Council calls for green power


Ewen McRae

By Ewen McRae

Moorabool council has called on the state government to set Victoria up for a greener future, as plans for a major transmission line project continue.

The new Western Victoria Transmission Network Project will transport power across more than 200 kilometres of regional Victoria, including Moorabool and Melton. While a route has not been finalised it is proposed for hundreds of above ground power lines to deliver the project.

Moorabool mayor David Edwards urged the government to focus on greener alternatives, such as underground lines, to safeguard the project for the future.

“During the review of the Environment Effects Statement, the Victorian government needs to demand that the underground option is fully investigated and ensure this project is done in a way that does not only benefit those in metropolitan Melbourne but also does not destroy the livelihoods of regional Victorians,” Cr Edwards said.

The project was referred to Planning Minister Richard Wynne on June 19 to decide whether an Environment Effects Statement (EES) would be required.

Residents who are concerned about the impact of the proposed power lines have formed the Moorabool and Central Highlands Power Alliance to help drive discussion with the project operators and have their concerns heard.

Cr Edward said a recent announcement that one of the state’s biggest wind farms, located within Moorabool, would power about 230,000 average Victorian homes each year, further highlighted the need for the transmission infrastructure to transport green power to metropolitan Melbourne.

“Council is calling on the Victorian government to listen to the concerns of the Moorabool community in these unprecedented times,” he said.

“It is vital that the compounding impact that the transmission project, and other state significant projects, will have on communities in our shire is acknowledged.

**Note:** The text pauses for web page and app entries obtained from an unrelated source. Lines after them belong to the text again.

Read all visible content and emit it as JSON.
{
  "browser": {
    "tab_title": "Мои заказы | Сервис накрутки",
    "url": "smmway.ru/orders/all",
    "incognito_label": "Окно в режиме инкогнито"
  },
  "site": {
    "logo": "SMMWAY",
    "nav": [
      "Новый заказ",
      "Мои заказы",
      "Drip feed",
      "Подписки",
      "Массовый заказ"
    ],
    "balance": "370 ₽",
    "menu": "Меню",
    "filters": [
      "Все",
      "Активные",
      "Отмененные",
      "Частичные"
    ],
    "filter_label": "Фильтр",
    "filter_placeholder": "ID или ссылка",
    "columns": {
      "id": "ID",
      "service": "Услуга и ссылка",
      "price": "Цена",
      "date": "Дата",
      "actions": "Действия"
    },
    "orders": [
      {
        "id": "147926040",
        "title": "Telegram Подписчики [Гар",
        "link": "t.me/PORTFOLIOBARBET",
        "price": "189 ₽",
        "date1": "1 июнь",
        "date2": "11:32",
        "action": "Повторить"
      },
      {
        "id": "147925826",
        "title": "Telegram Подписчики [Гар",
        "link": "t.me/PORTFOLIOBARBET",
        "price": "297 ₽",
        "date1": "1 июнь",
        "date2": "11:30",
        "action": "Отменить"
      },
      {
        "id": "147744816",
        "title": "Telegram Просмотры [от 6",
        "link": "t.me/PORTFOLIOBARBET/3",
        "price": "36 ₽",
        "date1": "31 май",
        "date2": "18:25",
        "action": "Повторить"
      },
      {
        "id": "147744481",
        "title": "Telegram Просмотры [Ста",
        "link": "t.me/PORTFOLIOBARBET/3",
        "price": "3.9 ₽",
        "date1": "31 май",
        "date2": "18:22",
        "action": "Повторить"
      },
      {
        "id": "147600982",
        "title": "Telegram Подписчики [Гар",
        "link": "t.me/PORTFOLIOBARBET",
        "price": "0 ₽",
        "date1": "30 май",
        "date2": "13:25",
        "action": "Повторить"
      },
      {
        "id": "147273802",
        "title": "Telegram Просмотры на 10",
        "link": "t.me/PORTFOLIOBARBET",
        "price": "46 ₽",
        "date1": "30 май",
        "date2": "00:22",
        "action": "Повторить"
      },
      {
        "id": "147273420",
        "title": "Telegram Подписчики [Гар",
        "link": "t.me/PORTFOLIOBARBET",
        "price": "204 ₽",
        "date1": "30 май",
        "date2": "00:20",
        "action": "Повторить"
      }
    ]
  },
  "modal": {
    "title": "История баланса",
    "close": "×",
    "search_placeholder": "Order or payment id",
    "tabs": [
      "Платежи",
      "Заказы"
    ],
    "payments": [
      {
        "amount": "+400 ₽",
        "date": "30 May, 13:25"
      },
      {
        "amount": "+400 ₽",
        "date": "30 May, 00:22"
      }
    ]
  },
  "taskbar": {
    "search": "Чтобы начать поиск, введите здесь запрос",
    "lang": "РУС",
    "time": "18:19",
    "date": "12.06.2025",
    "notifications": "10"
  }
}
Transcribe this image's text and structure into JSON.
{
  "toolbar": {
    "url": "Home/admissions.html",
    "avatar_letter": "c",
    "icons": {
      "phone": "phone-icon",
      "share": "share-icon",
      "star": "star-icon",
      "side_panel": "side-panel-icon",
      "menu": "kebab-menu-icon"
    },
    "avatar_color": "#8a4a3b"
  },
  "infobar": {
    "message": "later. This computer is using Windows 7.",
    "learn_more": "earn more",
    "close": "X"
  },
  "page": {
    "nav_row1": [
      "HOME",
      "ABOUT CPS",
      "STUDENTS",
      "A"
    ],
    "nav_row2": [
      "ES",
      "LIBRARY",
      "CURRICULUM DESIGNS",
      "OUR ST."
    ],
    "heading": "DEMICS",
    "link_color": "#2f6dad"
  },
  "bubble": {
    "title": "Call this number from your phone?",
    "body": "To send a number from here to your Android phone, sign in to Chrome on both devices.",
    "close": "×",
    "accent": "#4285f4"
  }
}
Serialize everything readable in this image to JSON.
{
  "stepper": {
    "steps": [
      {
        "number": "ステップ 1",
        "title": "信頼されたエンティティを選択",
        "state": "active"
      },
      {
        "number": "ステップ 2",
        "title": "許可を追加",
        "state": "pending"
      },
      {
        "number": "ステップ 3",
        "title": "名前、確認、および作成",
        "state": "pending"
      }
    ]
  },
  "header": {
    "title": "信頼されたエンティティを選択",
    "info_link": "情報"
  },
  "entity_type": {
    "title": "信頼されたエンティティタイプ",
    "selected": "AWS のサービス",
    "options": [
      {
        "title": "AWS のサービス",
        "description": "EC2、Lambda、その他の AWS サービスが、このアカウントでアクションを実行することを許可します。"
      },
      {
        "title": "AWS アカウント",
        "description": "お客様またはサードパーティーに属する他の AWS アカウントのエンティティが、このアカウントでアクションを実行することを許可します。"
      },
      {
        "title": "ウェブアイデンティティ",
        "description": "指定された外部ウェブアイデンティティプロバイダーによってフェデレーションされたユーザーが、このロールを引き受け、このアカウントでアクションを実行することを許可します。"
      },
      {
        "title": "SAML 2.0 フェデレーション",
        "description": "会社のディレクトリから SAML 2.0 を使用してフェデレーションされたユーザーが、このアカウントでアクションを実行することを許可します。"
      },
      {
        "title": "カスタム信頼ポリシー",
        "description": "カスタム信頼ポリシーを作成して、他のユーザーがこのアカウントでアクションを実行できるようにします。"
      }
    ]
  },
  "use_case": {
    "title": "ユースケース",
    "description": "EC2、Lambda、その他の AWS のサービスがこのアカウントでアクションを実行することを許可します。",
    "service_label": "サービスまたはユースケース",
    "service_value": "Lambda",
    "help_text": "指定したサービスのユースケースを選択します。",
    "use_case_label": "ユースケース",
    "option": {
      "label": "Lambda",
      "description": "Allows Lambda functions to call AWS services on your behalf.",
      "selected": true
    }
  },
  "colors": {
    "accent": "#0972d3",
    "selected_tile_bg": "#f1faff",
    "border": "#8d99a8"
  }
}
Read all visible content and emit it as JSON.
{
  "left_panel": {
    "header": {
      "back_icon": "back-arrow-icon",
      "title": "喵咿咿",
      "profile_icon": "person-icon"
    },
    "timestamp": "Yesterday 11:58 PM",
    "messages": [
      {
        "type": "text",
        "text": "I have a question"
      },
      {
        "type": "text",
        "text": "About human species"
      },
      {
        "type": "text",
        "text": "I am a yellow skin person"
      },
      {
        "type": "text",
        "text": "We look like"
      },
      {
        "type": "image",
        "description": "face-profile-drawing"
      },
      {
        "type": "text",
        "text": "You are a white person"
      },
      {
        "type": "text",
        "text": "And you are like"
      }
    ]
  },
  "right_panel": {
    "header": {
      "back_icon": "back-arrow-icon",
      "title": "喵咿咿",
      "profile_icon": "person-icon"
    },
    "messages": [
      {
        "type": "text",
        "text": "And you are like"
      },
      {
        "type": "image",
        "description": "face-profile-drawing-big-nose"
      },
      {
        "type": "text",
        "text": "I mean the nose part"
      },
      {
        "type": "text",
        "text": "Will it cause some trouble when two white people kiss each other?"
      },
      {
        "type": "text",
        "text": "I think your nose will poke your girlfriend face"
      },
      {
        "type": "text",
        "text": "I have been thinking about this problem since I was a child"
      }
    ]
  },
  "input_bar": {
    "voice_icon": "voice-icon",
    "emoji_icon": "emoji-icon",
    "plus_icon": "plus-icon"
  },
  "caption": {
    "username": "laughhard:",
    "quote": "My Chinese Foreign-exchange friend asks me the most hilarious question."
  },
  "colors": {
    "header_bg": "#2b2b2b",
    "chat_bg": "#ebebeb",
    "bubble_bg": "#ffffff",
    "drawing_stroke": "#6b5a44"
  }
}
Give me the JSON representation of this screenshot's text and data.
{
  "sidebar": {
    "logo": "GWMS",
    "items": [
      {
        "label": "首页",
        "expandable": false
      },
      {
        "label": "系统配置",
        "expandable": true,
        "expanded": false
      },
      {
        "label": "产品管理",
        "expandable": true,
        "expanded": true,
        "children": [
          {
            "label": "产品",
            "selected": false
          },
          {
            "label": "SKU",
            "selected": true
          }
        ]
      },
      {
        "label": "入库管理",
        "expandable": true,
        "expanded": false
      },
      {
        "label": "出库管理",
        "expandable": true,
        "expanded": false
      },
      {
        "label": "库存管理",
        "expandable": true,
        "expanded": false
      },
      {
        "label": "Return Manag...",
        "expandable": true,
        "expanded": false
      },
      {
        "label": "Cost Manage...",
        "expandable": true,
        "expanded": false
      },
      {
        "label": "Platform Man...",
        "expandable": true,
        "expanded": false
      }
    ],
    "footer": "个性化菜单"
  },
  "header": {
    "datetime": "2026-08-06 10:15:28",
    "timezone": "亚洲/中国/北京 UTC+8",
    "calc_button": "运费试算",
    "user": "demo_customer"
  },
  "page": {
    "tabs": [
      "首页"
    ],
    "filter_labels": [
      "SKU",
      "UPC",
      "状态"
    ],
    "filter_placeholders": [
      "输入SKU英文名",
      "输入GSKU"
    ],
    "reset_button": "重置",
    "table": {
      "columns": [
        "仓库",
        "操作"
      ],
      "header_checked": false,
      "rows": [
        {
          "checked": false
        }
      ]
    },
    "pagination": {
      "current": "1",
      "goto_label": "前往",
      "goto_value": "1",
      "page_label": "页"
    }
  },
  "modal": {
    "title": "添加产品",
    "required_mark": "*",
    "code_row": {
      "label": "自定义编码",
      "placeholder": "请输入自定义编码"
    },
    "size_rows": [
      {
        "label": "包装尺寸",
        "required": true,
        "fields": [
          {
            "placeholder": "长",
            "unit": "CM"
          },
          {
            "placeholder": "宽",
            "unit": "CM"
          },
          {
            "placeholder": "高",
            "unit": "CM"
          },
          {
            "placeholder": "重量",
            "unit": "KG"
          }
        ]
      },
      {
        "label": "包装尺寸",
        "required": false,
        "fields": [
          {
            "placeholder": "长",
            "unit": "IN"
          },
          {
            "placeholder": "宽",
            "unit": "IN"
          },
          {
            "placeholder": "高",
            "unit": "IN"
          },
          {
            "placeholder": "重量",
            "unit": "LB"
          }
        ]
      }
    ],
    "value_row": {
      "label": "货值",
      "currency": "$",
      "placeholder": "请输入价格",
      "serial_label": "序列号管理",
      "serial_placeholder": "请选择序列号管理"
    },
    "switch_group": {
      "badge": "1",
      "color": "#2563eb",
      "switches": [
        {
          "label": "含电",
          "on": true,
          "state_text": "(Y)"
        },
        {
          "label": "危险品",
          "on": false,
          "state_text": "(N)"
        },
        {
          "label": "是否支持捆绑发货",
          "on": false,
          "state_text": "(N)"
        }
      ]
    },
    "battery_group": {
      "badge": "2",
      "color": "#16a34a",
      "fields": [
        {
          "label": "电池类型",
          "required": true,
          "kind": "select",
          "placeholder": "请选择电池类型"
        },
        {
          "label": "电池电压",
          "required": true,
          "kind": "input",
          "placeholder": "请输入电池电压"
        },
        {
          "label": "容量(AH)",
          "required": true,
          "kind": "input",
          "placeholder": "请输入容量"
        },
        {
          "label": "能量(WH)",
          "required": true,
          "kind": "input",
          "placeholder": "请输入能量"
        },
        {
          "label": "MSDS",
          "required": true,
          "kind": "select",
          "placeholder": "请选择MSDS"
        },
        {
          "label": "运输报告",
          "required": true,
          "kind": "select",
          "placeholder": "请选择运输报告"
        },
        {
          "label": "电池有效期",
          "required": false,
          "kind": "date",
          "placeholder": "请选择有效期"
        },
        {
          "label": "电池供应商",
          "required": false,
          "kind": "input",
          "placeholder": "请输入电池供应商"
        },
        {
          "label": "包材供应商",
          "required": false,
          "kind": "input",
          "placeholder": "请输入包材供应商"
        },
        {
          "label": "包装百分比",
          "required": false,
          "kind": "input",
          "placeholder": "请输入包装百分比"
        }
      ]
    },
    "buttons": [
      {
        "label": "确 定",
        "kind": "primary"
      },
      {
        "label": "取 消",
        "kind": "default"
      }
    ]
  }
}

“Nobody has been able to provide evidence as to why the transmission lines cannot be put underground to minimise the loss of agricultural land and remove the visual impacts on our landscape for decades to come.”